Capoeira brings leisure and peace-building for refugees in northern DR Congo
Central African refugees practice capoiera in front of a rapt audience at Mole camp in Equateur province, Democratic Republic of the Congo.
MOLE REFUGEE CAMP, Democratic Republic of the Congo, September 19 (UNHCR) - It's a hot, muggy Saturday afternoon in the Mole refugee camp, but while many people are taking a siesta, a hardy group of young men and women are indulging in their new obsession - capoeira.
The Brazilian martial art includes elements of dance, acrobatics and music, and it is keeping people occupied and fit as well as helping ease tension between different groups of Central African Republic (CAR) refugees in this camp of more than 13,000 people in the far north of the Democratic Republic of the Congo.
"Everyone can do it, women, elderly people, mothers and fathers.

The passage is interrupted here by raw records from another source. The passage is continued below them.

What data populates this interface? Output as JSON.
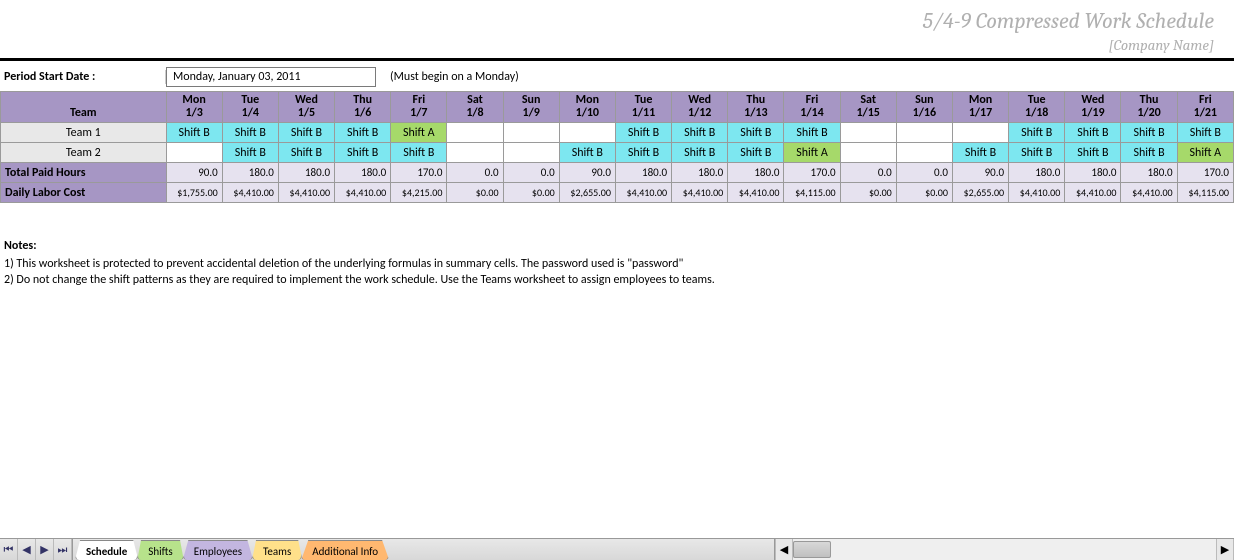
{
  "header": {
    "title": "5/4-9 Compressed Work Schedule",
    "subtitle": "[Company Name]"
  },
  "period": {
    "label": "Period Start Date :",
    "value": "Monday, January 03, 2011",
    "note": "(Must begin on a Monday)"
  },
  "columns": {
    "team_label": "Team",
    "days": [
      {
        "dow": "Mon",
        "date": "1/3"
      },
      {
        "dow": "Tue",
        "date": "1/4"
      },
      {
        "dow": "Wed",
        "date": "1/5"
      },
      {
        "dow": "Thu",
        "date": "1/6"
      },
      {
        "dow": "Fri",
        "date": "1/7"
      },
      {
        "dow": "Sat",
        "date": "1/8"
      },
      {
        "dow": "Sun",
        "date": "1/9"
      },
      {
        "dow": "Mon",
        "date": "1/10"
      },
      {
        "dow": "Tue",
        "date": "1/11"
      },
      {
        "dow": "Wed",
        "date": "1/12"
      },
      {
        "dow": "Thu",
        "date": "1/13"
      },
      {
        "dow": "Fri",
        "date": "1/14"
      },
      {
        "dow": "Sat",
        "date": "1/15"
      },
      {
        "dow": "Sun",
        "date": "1/16"
      },
      {
        "dow": "Mon",
        "date": "1/17"
      },
      {
        "dow": "Tue",
        "date": "1/18"
      },
      {
        "dow": "Wed",
        "date": "1/19"
      },
      {
        "dow": "Thu",
        "date": "1/20"
      },
      {
        "dow": "Fri",
        "date": "1/21"
      }
    ]
  },
  "teams": [
    {
      "name": "Team 1",
      "shifts": [
        "Shift B",
        "Shift B",
        "Shift B",
        "Shift B",
        "Shift A",
        "",
        "",
        "",
        "Shift B",
        "Shift B",
        "Shift B",
        "Shift B",
        "",
        "",
        "",
        "Shift B",
        "Shift B",
        "Shift B",
        "Shift B"
      ]
    },
    {
      "name": "Team 2",
      "shifts": [
        "",
        "Shift B",
        "Shift B",
        "Shift B",
        "Shift B",
        "",
        "",
        "Shift B",
        "Shift B",
        "Shift B",
        "Shift B",
        "Shift A",
        "",
        "",
        "Shift B",
        "Shift B",
        "Shift B",
        "Shift B",
        "Shift A"
      ]
    }
  ],
  "summary": {
    "hours_label": "Total Paid Hours",
    "hours": [
      "90.0",
      "180.0",
      "180.0",
      "180.0",
      "170.0",
      "0.0",
      "0.0",
      "90.0",
      "180.0",
      "180.0",
      "180.0",
      "170.0",
      "0.0",
      "0.0",
      "90.0",
      "180.0",
      "180.0",
      "180.0",
      "170.0"
    ],
    "cost_label": "Daily Labor Cost",
    "cost": [
      "$1,755.00",
      "$4,410.00",
      "$4,410.00",
      "$4,410.00",
      "$4,215.00",
      "$0.00",
      "$0.00",
      "$2,655.00",
      "$4,410.00",
      "$4,410.00",
      "$4,410.00",
      "$4,115.00",
      "$0.00",
      "$0.00",
      "$2,655.00",
      "$4,410.00",
      "$4,410.00",
      "$4,410.00",
      "$4,115.00"
    ]
  },
  "notes": {
    "title": "Notes:",
    "lines": [
      "1) This worksheet is protected to prevent accidental deletion of the underlying formulas in summary cells. The password used is \"password\"",
      "2) Do not change the shift patterns as they are required to implement the work schedule.  Use the Teams worksheet to assign employees to teams."
    ]
  },
  "sheets": {
    "tabs": [
      {
        "label": "Schedule",
        "color": "active"
      },
      {
        "label": "Shifts",
        "color": "c-green"
      },
      {
        "label": "Employees",
        "color": "c-purple"
      },
      {
        "label": "Teams",
        "color": "c-yellow"
      },
      {
        "label": "Additional Info",
        "color": "c-orange"
      }
    ]
  }
}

They can do it because it is a game. It can become an art to practise peace," says Maxime Obingui, a 37-year-old from Bangui. "Christians and Muslims are doing capoeira. We train together. We want to be together, like a family," he adds, alluding to the inter-communal conflict across the nearby Obangui River in his country.

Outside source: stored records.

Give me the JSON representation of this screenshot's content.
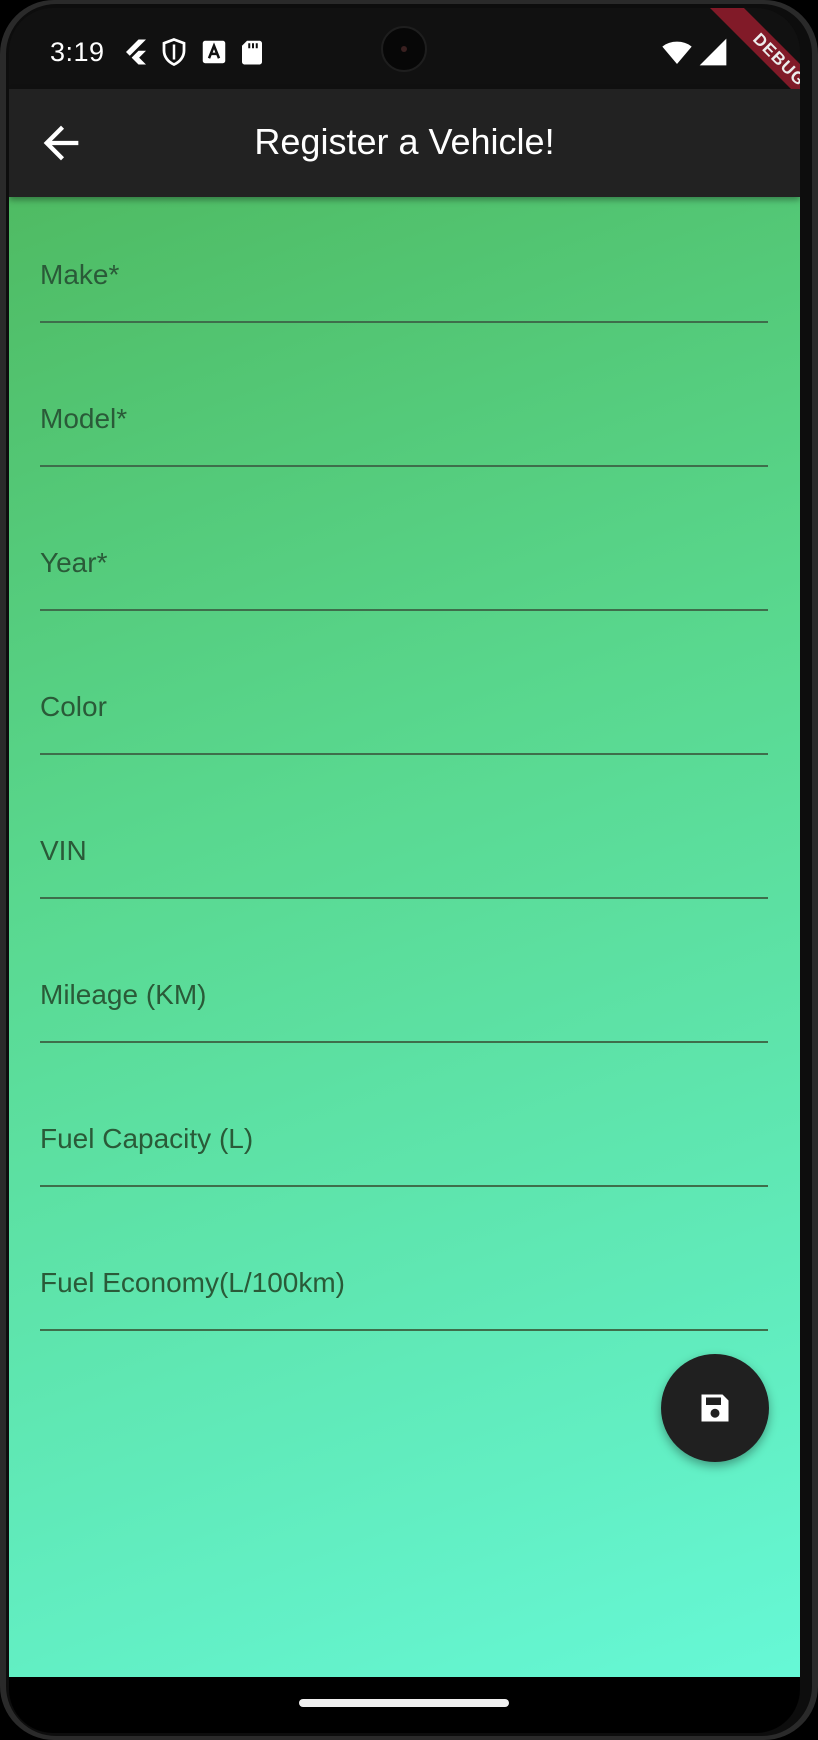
{
  "status_bar": {
    "time": "3:19"
  },
  "debug_banner": "DEBUG",
  "app_bar": {
    "title": "Register a Vehicle!"
  },
  "form": {
    "fields": [
      {
        "label": "Make*"
      },
      {
        "label": "Model*"
      },
      {
        "label": "Year*"
      },
      {
        "label": "Color"
      },
      {
        "label": "VIN"
      },
      {
        "label": "Mileage (KM)"
      },
      {
        "label": "Fuel Capacity (L)"
      },
      {
        "label": "Fuel Economy(L/100km)"
      }
    ]
  },
  "fab": {
    "icon": "save-icon"
  },
  "colors": {
    "gradient_start": "#4fbb63",
    "gradient_end": "#66f8d6",
    "app_bar": "#222222",
    "fab": "#202020"
  }
}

Capoeira was introduced to the camp two months ago by a local aid group, ADSSE (Association pour le Developpement Social et la Sauvergarde de l'Environnement), which wanted to broaden the range of leisure activities available for young people in Mole. It has proved a great hit.
"Capoeira is a new sport for me. I discovered it here. I like it because I like the rhythm and the music," says 28-year-old Armand Kouissi, who has taken to it like a duck to water and is nicknamed "Capoeira Man." He also saw the peace-building possibilities of the activity.
"I also see it as a tool to promote peace. At the beginning, we had some tensions, but thanks to capoeira we now get on well. Sports unite people," he says, adding: "We think that capoeira is a tool that can be used to promote peaceful cohabitation in the camp. When we talk to people watching us during our training, we convey messages of peace."
Most of the refugees in Mole, which opened in July 2013 to cope with the exodus from the Central African Republic, are from Bangui, including many secondary school students and young people in higher education. The fact that they are missing out on their education has created tensions and frustration.
That's one of the reasons why these people fleeing violence have embraced, ironically, a martial arts. "I feel better when I do capoeira; I forget everything that happened to me, even in Bangui. Before, the atmosphere was not good in the camp, says 19-year-old Eric Moussa, who was studying literature in Bangui before he had to flee for his life and catch a boat across the Oubangui to safety.
He's among 40 refugees who have signed up for the capoeira classes organized by ADSSE, which runs the project with UNHCR support. Scores more are interested in taking part in the training sessions on Monday, Wednesday and Friday, learning from CDs and the more experienced students. Demonstrations are given on weekends.
"What I like in capoeira is the game. I like the movements and I like the music. I don't miss any training. Capoeira changed the camp. Before, life was more difficult but now the camp has changed for the better," Marie-Sabine, aged 38, enthuses. One day you have to take me to Brazil," she adds.
Meanwhile, plans are afoot by UNHCR to get capoeira masters to visit the camp and teach refugees the basics as well as advanced skills in an activity that uses power, speed and leverage for a wide range of kicks, spins and complex moves.
Stefano Severe, UNHCR's representative in the DRC, said the agency was in touch with a capoeira group in Kinshasa and the Brazilian Embassy to investigate this possibility. Citing the positive impact of capoeira in Mole, he said: "We should not miss this opportunity to contribute to the construction of peace among CAR refugees. Contributing to peace among refugees also contributes to bringing peace to the Central African Republic."
And "Capoeria Man" Kouissi believes it can continue to play an influential role by promoting reconciliation and cooperation once the conflict is over and people have returned to their homes in the Central African Republic. "It brings so much joy. We would like to bring it to Bangui. If one day we can go back to our country, we will apply this art there" he adds.
By Céline Schmitt in Mole Refugee Camp, Democratic Republic of the Congo